Submitted by bboscarino on Thu, 03/28/2019 - 2:09pm

Invasive Lesser Celandine vs. Native Marsh Marigold

Article written by Michael Young, Terrestrial Invasive Species Project Manager

Lesser celandine infestation

Invasive Lesser Celandine vs. Native Marsh Marigold

This month we are looking at lesser celandine (Ficaria verna).  This is a plant which most of you likely have seen in the wild but may have optimistically identified as our native look-a-like, marsh marigold (Caltha palustris).  Hopefully, after this you will be able to recognize the difference and make observations to help us better understand the current distribution within our region.

Native to Europe, northwest Africa and southwest Asia it was introduced to the United States in the late 1860’s as an ornamental plant.  It has a wide range of growing conditions, from wet shade along woodland stream banks to sun filled lawns where it is aggressive enough to outcompete turfgrass.  This wide range makes it a nuisance in both our manicured landscapes and our managed forests.  It is in our riparian areas that the concern of impact to natives is greatest, where vast monocultures of lesser celandine is forcing out native spring ephemerals that are trying to occupy the same niche.  Do you enjoy seeing spring beauty (Claytonia virginica) or yellow trout lily (Erythronium americanum)?  You may be seeing less of them in the future, as these are some of the plants which will not be able to compete with lesser celandine.

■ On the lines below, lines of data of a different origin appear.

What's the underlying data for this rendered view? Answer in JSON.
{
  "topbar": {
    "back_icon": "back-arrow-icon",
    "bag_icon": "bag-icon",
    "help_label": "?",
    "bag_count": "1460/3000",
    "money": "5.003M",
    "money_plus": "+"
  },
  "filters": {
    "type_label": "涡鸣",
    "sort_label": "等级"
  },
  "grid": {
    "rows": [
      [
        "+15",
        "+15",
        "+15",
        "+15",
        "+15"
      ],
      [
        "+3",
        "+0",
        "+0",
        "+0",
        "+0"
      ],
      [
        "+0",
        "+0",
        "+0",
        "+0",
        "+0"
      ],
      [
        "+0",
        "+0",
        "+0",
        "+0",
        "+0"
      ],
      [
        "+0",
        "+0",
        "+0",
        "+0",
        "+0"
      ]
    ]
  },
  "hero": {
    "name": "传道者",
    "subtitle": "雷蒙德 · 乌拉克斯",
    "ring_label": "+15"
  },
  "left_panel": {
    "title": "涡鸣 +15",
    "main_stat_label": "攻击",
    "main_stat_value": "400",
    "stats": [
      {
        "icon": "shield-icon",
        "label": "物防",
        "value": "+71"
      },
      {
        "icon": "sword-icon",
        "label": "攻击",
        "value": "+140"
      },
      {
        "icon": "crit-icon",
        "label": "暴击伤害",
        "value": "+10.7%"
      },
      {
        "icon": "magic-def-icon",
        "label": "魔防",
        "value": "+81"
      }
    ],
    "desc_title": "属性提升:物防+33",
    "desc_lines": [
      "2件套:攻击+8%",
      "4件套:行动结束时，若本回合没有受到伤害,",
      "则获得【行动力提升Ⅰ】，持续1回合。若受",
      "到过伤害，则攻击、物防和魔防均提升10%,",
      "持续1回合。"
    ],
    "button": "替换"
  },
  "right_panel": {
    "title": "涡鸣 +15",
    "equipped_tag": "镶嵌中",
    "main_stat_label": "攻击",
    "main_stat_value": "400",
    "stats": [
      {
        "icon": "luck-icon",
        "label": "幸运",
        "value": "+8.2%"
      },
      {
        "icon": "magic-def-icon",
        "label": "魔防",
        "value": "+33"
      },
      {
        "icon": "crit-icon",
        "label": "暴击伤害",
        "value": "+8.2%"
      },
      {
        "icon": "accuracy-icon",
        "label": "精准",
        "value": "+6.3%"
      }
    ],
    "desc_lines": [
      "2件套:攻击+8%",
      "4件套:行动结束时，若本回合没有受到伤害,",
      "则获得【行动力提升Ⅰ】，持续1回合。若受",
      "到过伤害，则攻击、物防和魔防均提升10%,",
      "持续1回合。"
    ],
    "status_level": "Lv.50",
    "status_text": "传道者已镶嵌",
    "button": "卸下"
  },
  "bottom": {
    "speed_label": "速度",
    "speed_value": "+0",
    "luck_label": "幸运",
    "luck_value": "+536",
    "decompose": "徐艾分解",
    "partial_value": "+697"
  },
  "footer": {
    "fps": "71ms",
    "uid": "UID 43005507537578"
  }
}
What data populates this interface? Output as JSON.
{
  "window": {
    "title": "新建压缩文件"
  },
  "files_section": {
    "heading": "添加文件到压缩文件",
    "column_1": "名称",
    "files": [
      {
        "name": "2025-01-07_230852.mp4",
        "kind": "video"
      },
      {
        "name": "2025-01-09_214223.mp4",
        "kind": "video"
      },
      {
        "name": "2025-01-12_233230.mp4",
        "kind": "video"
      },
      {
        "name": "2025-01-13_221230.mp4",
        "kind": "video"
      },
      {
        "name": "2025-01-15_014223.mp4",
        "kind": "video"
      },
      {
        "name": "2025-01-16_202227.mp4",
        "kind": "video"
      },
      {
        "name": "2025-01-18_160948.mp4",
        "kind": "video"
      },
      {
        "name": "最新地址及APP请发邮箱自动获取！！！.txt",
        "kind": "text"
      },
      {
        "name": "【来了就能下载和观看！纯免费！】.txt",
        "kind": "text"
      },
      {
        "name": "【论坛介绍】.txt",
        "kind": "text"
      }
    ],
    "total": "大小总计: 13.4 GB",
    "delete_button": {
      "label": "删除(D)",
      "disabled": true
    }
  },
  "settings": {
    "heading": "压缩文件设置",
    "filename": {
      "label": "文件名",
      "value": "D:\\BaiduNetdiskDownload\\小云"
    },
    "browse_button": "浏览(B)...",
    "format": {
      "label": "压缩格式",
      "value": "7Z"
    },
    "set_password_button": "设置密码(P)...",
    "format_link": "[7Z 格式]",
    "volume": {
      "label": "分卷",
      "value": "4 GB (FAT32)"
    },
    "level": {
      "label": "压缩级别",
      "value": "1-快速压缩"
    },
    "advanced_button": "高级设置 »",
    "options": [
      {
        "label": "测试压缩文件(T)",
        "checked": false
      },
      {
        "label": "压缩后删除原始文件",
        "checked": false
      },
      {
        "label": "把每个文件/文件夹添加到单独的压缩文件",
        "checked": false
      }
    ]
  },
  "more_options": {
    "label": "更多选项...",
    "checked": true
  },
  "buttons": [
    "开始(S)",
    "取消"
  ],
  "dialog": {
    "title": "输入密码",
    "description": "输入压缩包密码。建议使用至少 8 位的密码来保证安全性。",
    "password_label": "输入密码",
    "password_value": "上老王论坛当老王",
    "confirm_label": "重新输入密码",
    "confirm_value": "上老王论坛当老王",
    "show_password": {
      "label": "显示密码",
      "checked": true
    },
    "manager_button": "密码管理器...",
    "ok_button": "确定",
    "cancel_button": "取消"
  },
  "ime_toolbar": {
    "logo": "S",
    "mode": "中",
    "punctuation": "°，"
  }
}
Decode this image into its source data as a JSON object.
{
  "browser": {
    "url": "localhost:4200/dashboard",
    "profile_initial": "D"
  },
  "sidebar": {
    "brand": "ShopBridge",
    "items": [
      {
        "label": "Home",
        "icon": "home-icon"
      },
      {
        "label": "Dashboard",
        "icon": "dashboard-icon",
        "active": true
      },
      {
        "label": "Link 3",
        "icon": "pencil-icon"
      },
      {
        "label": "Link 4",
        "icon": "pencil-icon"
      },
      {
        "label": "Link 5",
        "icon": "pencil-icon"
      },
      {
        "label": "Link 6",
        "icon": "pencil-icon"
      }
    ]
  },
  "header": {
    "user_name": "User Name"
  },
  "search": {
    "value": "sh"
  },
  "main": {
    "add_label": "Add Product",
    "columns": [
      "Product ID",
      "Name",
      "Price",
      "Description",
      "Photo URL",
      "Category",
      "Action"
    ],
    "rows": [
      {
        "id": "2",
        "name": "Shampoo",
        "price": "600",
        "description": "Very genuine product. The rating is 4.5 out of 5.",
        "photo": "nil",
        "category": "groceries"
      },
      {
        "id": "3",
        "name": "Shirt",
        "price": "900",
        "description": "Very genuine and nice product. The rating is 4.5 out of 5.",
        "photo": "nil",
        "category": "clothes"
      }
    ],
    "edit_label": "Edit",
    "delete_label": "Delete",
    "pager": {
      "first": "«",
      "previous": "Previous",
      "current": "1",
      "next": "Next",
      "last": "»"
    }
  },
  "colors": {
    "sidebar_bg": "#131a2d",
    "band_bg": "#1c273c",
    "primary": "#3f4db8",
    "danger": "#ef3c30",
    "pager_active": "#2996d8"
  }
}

So, what does this aggressive invasive look like?  Lesser celandine is an herbaceous perennial plant with dark green, kidney shaped leaves with wavy edges that emerge in February.  The flowers begin to bloom in March and April, with 7 – 12 bright yellow petals each and are up to 3 inches in diameter.  The plant then goes dormant again by June, not to be seen again until next spring. 

There are many similarities between lesser celandine and native marsh marigold.  Both have kidney shaped leaves, both occur in moist soils and both are low growing with bright yellow flowers.  Though the flowers look similar at a distance, they have distinct differences when seen up close which can aid in identification.  Marsh marigold has 5 – 9 petal-like sepals (yellow in color as seen in the picture), while lesser celandine has 7 – 12 yellow petals which are narrower than the marsh marigold and have GREEN sepals underneath the petals.  If no flowers are present, look for bulblets forming at the nodes along the stem- if they are present it is lesser celandine; marsh marigold does not have these.

Native marsh marigold blooming


If the talk of sepals and bulblets starts to make your head spin, do not to worry.  Identifying the plant based on the timing of the life cycle will usually lead you to the right identification.  Marsh marigold is typically a month behind lesser celandine.  This means that if you are seeing the flowers in March or early April it is very likely lesser celandine.  If you are seeing the flowers in late-April, May or June, it is very likely that it is marsh marigold.  This can be a good way to quickly get an idea of what the population you’re seeing is.  If you think you’re seeing lesser celandine or marsh marigold snap a photo using iNaturalist and let the curators help you with your ID!

As of this writing on March 26th, lesser celandine is blooming in northern New Jersey.  So as spring establishes itself and you’re knocking the winter rust off with some hikes, be on the lookout.  If you do find lesser celandine during your travels, we encourage you to report them through either iMap,, or iNaturalist, which can be downloaded as an app to your smart phone.  Every observation is valuable in helping us understand the distribution in our area no matter how big or small the site is. 

Happy Hiking!